The expected output is each line in the data below that includes the string "extensions".

Input data –
• • • • • • •
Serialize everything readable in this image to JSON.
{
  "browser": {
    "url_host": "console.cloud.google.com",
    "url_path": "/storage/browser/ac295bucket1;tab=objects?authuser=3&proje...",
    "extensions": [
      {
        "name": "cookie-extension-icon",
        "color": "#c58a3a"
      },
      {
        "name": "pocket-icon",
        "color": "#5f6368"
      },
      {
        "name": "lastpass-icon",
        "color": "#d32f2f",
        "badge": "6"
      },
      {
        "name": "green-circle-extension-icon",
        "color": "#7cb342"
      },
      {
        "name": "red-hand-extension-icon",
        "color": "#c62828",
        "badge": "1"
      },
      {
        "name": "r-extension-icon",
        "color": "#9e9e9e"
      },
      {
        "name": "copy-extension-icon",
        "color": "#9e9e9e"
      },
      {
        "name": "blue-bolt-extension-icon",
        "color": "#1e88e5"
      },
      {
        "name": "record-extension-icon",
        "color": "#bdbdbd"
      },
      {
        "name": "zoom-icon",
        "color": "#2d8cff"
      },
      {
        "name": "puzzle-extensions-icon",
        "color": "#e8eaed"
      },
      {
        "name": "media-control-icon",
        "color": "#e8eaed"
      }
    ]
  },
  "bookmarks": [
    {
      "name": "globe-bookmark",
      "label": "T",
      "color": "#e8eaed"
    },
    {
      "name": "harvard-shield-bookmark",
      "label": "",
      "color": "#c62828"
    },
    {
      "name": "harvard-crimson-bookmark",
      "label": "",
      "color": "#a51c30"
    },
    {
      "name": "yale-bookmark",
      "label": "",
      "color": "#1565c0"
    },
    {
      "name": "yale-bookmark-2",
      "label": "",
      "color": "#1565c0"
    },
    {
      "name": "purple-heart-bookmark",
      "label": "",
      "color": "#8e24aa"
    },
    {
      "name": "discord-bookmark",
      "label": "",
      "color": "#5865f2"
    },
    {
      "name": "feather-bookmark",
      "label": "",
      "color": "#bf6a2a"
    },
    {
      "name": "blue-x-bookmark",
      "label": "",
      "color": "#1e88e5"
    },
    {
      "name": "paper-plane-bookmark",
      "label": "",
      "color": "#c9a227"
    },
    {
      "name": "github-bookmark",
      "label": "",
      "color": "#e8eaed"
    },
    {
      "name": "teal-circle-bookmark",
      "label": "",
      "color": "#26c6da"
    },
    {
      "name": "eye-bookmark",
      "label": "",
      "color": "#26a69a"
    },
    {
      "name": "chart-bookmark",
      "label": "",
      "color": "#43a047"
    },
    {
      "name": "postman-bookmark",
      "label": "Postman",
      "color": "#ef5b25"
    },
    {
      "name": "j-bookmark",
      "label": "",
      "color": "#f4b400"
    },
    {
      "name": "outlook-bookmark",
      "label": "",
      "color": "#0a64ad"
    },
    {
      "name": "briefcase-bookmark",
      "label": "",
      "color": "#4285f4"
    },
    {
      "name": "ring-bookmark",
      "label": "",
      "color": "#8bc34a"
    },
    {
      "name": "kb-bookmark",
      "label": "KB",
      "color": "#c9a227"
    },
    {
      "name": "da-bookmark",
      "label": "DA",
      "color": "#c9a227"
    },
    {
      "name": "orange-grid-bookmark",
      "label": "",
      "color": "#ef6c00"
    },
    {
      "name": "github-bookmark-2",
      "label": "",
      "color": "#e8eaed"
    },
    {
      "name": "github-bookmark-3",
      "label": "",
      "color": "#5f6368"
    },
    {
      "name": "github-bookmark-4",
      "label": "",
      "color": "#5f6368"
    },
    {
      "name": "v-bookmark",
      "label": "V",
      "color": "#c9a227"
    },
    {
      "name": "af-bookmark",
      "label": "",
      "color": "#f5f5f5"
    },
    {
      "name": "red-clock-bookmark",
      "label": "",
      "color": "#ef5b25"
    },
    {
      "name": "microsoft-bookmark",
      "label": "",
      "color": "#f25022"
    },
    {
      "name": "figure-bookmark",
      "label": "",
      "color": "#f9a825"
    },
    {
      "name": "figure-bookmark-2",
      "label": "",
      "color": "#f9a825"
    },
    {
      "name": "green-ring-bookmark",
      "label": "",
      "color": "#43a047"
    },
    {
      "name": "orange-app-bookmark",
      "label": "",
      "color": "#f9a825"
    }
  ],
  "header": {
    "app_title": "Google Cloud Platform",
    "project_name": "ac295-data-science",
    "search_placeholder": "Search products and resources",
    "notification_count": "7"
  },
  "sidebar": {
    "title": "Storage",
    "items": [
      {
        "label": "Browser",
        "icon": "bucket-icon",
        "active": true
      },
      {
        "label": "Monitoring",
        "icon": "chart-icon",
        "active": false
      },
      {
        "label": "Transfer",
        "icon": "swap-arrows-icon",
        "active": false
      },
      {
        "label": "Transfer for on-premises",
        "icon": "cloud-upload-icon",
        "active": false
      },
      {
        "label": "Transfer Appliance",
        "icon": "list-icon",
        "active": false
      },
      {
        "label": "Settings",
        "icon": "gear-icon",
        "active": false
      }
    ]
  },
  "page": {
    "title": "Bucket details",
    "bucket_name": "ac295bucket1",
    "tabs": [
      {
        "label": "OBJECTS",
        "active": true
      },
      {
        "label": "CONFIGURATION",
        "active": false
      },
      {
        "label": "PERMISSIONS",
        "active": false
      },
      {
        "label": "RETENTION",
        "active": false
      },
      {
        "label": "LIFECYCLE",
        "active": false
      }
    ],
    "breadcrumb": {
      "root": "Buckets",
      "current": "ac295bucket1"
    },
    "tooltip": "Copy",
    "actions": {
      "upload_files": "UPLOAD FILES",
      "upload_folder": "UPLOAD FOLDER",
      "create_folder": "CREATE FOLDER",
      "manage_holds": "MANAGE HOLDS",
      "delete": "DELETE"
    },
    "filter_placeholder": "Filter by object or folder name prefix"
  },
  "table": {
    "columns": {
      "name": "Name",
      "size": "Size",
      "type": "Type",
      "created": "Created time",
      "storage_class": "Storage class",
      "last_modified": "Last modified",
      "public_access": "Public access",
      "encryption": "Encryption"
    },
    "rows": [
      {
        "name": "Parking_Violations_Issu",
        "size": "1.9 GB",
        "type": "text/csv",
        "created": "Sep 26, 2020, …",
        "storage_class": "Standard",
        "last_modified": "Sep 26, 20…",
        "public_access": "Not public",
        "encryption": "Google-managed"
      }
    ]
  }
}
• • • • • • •
Reply to the task –
    "extensions": [
        "name": "puzzle-extensions-icon",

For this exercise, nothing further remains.